→ **What this task involves**:
Only the lines with the string "software" are needed; return each of them from the entries below.

→ **Dataset entries**:

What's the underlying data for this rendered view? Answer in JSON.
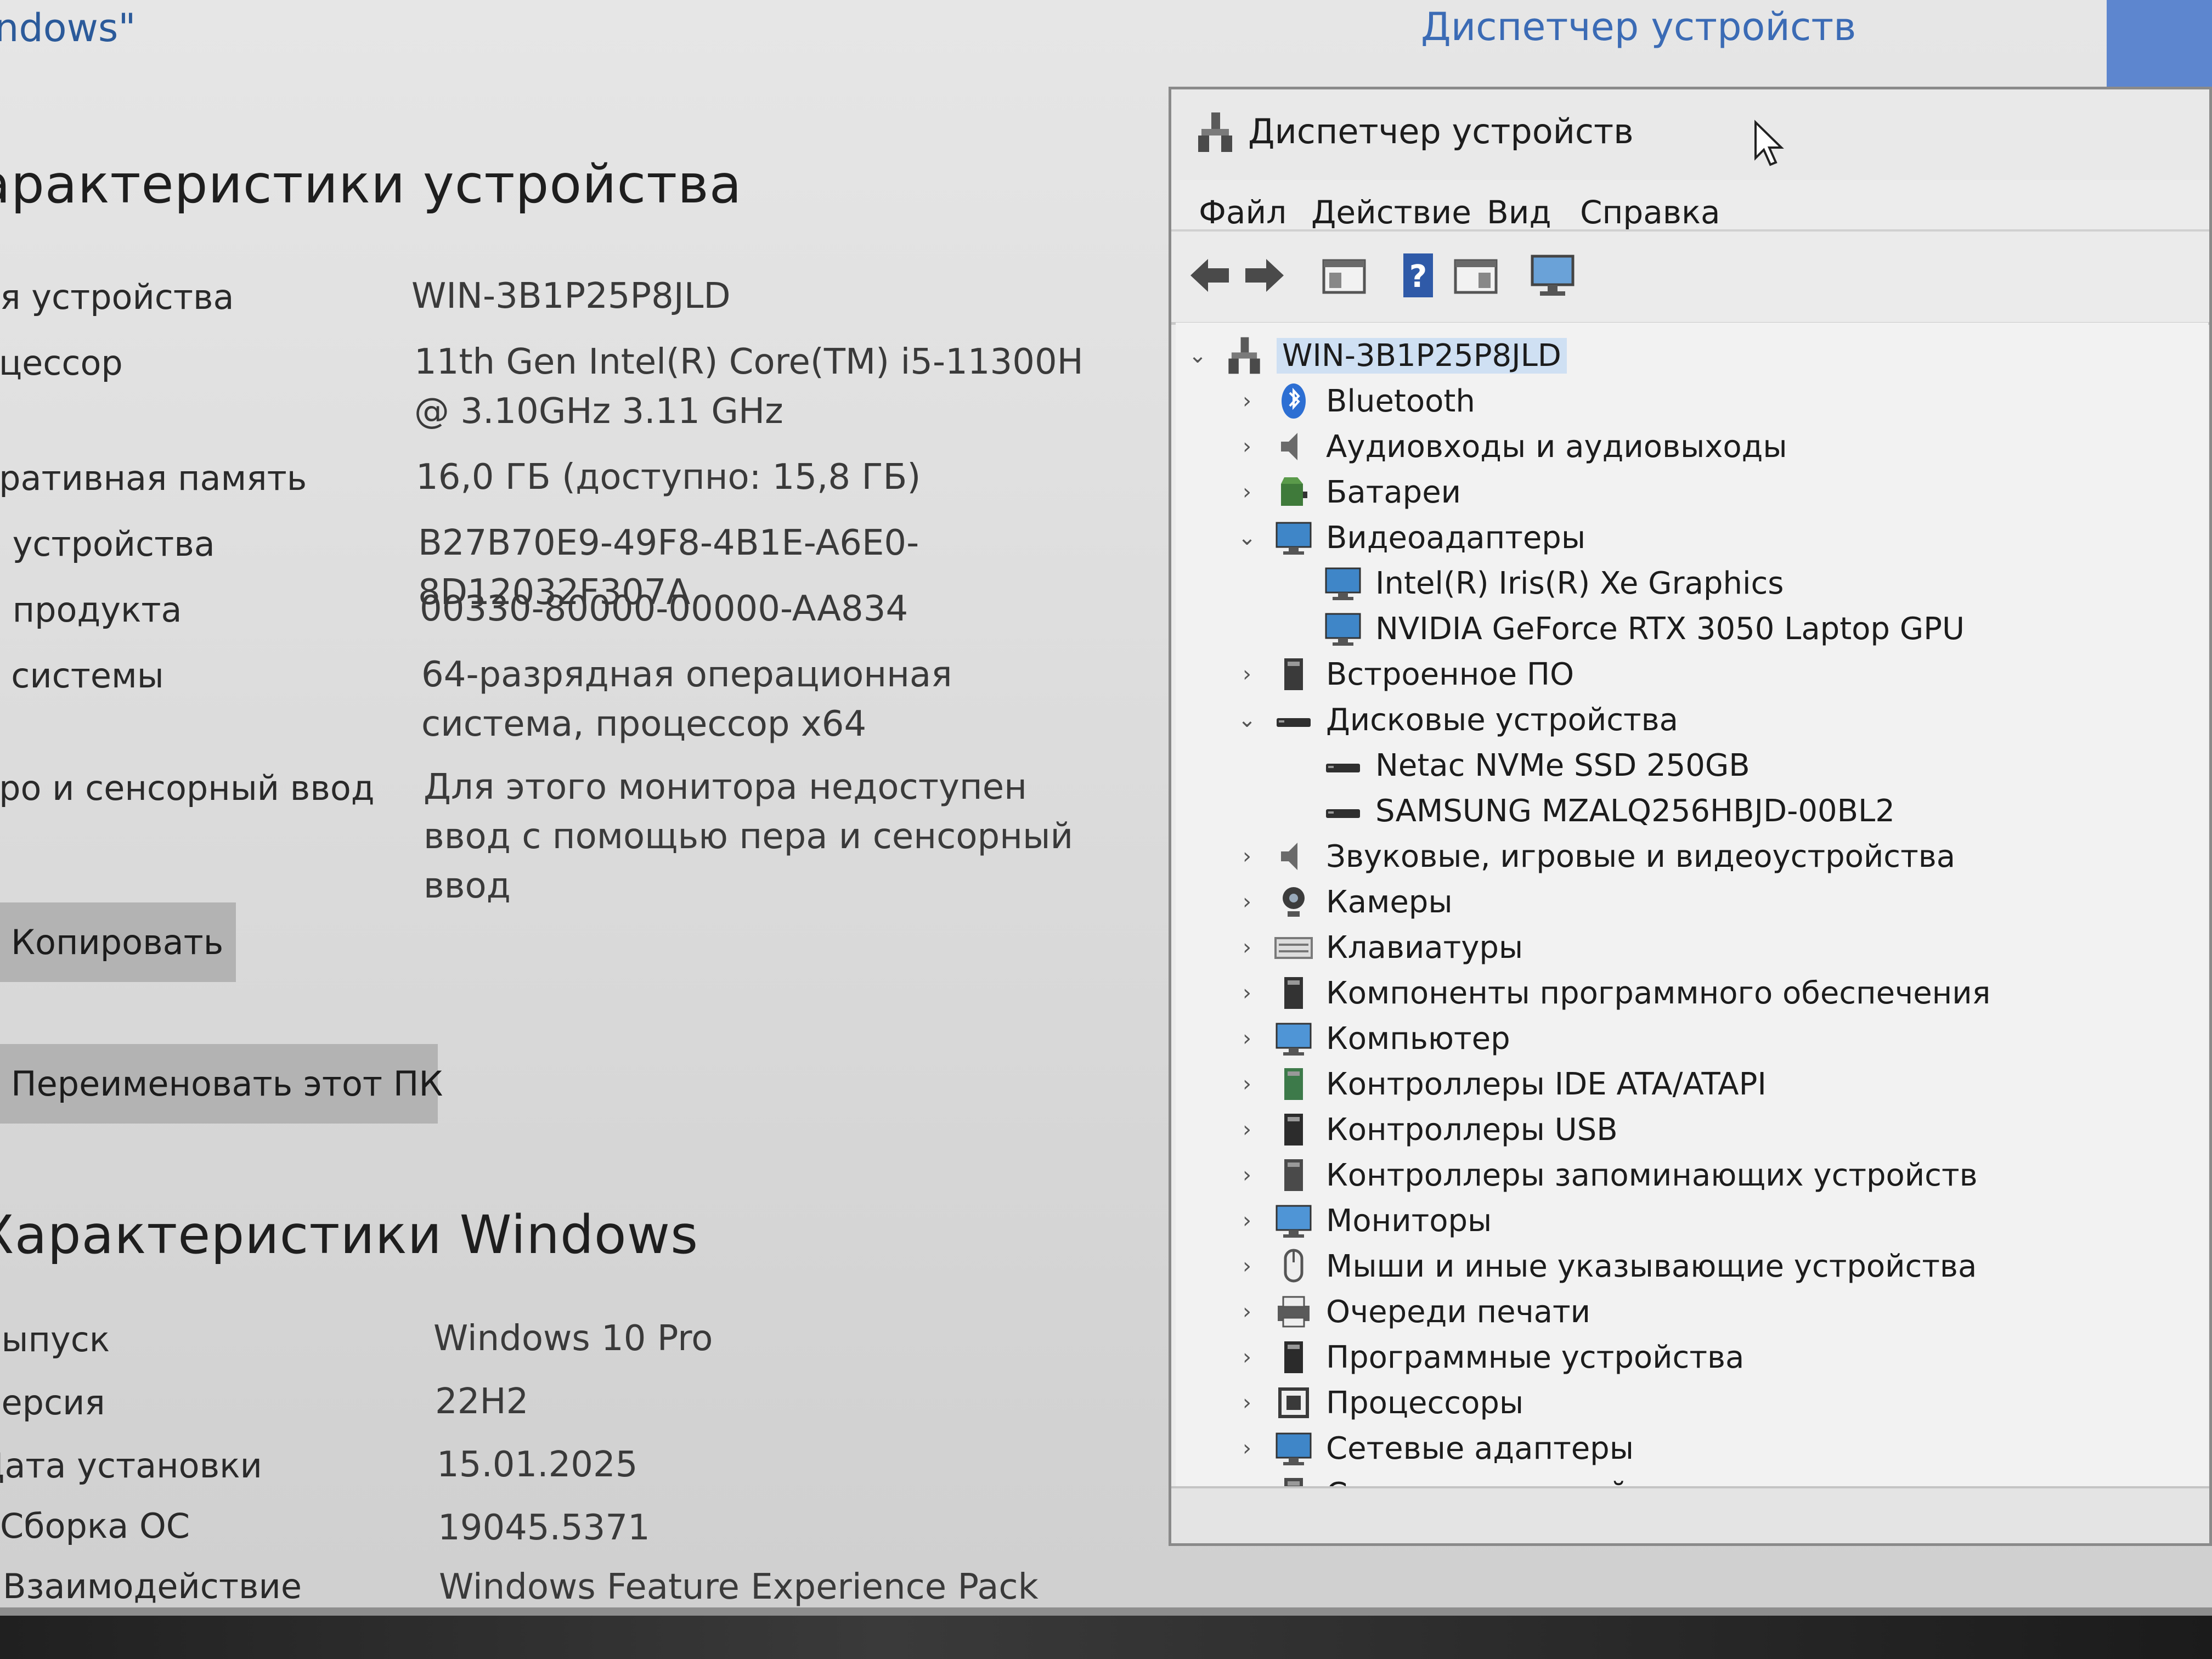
{
  "settings": {
    "top_link": "ndows\"",
    "device_specs_title": "арактеристики устройства",
    "device_specs": [
      {
        "label": "ия устройства",
        "value": "WIN-3B1P25P8JLD"
      },
      {
        "label": "оцессор",
        "value": "11th Gen Intel(R) Core(TM) i5-11300H @ 3.10GHz   3.11 GHz"
      },
      {
        "label": "еративная память",
        "value": "16,0 ГБ (доступно: 15,8 ГБ)"
      },
      {
        "label": "д устройства",
        "value": "B27B70E9-49F8-4B1E-A6E0-8D12032F307A"
      },
      {
        "label": "д продукта",
        "value": "00330-80000-00000-AA834"
      },
      {
        "label": "п системы",
        "value": "64-разрядная операционная система, процессор x64"
      },
      {
        "label": "еро и сенсорный ввод",
        "value": "Для этого монитора недоступен ввод с помощью пера и сенсорный ввод"
      }
    ],
    "copy_button": "Копировать",
    "rename_button": "Переименовать этот ПК",
    "windows_specs_title": "Характеристики Windows",
    "windows_specs": [
      {
        "label": "Выпуск",
        "value": "Windows 10 Pro"
      },
      {
        "label": "Версия",
        "value": "22H2"
      },
      {
        "label": "Дата установки",
        "value": "15.01.2025"
      },
      {
        "label": "Сборка ОС",
        "value": "19045.5371"
      },
      {
        "label": "Взаимодействие",
        "value": "Windows Feature Experience Pack"
      }
    ],
    "device_manager_link": "Диспетчер устройств"
  },
  "device_manager": {
    "title": "Диспетчер устройств",
    "menu": [
      "Файл",
      "Действие",
      "Вид",
      "Справка"
    ],
    "toolbar": [
      "back-icon",
      "forward-icon",
      "properties-icon",
      "help-icon",
      "view-icon",
      "monitor-icon"
    ],
    "root": "WIN-3B1P25P8JLD",
    "nodes": [
      {
        "label": "Bluetooth",
        "state": "collapsed",
        "level": 1,
        "icon": "bluetooth-icon"
      },
      {
        "label": "Аудиовходы и аудиовыходы",
        "state": "collapsed",
        "level": 1,
        "icon": "speaker-icon"
      },
      {
        "label": "Батареи",
        "state": "collapsed",
        "level": 1,
        "icon": "battery-icon"
      },
      {
        "label": "Видеоадаптеры",
        "state": "expanded",
        "level": 1,
        "icon": "display-adapter-icon"
      },
      {
        "label": "Intel(R) Iris(R) Xe Graphics",
        "state": "leaf",
        "level": 2,
        "icon": "display-adapter-icon"
      },
      {
        "label": "NVIDIA GeForce RTX 3050 Laptop GPU",
        "state": "leaf",
        "level": 2,
        "icon": "display-adapter-icon"
      },
      {
        "label": "Встроенное ПО",
        "state": "collapsed",
        "level": 1,
        "icon": "firmware-icon"
      },
      {
        "label": "Дисковые устройства",
        "state": "expanded",
        "level": 1,
        "icon": "disk-icon"
      },
      {
        "label": "Netac NVMe SSD 250GB",
        "state": "leaf",
        "level": 2,
        "icon": "disk-icon"
      },
      {
        "label": "SAMSUNG MZALQ256HBJD-00BL2",
        "state": "leaf",
        "level": 2,
        "icon": "disk-icon"
      },
      {
        "label": "Звуковые, игровые и видеоустройства",
        "state": "collapsed",
        "level": 1,
        "icon": "speaker-icon"
      },
      {
        "label": "Камеры",
        "state": "collapsed",
        "level": 1,
        "icon": "camera-icon"
      },
      {
        "label": "Клавиатуры",
        "state": "collapsed",
        "level": 1,
        "icon": "keyboard-icon"
      },
      {
        "label": "Компоненты программного обеспечения",
        "state": "collapsed",
        "level": 1,
        "icon": "software-component-icon"
      },
      {
        "label": "Компьютер",
        "state": "collapsed",
        "level": 1,
        "icon": "computer-icon"
      },
      {
        "label": "Контроллеры IDE ATA/ATAPI",
        "state": "collapsed",
        "level": 1,
        "icon": "ide-controller-icon"
      },
      {
        "label": "Контроллеры USB",
        "state": "collapsed",
        "level": 1,
        "icon": "usb-icon"
      },
      {
        "label": "Контроллеры запоминающих устройств",
        "state": "collapsed",
        "level": 1,
        "icon": "storage-controller-icon"
      },
      {
        "label": "Мониторы",
        "state": "collapsed",
        "level": 1,
        "icon": "monitor-icon"
      },
      {
        "label": "Мыши и иные указывающие устройства",
        "state": "collapsed",
        "level": 1,
        "icon": "mouse-icon"
      },
      {
        "label": "Очереди печати",
        "state": "collapsed",
        "level": 1,
        "icon": "printer-icon"
      },
      {
        "label": "Программные устройства",
        "state": "collapsed",
        "level": 1,
        "icon": "software-device-icon"
      },
      {
        "label": "Процессоры",
        "state": "collapsed",
        "level": 1,
        "icon": "processor-icon"
      },
      {
        "label": "Сетевые адаптеры",
        "state": "collapsed",
        "level": 1,
        "icon": "network-adapter-icon"
      },
      {
        "label": "Системные устройства",
        "state": "collapsed",
        "level": 1,
        "icon": "system-device-icon"
      }
    ]
  }
}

→ **Task response**:
        "icon": "software-component-icon"
        "icon": "software-device-icon"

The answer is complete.